# The problem:
For the data below, work out how many lines contain the word "this" and supply only that number.

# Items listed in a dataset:
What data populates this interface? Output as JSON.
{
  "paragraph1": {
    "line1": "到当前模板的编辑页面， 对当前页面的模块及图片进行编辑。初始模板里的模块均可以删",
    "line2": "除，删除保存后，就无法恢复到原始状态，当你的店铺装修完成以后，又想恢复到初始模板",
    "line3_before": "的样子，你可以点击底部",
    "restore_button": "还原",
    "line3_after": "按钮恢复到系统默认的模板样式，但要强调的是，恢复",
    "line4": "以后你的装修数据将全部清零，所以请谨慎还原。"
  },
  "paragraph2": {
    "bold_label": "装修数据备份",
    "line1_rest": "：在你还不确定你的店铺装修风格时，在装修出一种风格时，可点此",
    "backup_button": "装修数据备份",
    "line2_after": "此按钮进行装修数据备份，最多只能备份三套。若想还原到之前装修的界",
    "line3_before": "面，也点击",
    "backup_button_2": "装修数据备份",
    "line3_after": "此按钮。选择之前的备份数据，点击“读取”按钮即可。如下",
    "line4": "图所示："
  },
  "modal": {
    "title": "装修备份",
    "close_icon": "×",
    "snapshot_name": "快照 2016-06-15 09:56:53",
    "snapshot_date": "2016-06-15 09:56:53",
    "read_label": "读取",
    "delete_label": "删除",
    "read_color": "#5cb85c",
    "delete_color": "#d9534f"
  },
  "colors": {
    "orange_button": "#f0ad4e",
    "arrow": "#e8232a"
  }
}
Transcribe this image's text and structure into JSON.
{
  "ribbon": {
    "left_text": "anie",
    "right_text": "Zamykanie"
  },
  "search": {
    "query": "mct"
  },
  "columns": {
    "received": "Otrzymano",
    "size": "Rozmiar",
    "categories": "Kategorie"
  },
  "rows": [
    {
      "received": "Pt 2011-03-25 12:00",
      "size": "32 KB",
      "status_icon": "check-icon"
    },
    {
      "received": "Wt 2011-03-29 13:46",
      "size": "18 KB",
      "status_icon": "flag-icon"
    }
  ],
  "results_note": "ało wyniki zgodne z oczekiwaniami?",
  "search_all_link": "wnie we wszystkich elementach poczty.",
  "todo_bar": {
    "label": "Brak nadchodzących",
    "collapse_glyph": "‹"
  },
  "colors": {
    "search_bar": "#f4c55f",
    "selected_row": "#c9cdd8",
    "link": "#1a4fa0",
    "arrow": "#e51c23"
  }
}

# The completed task:
2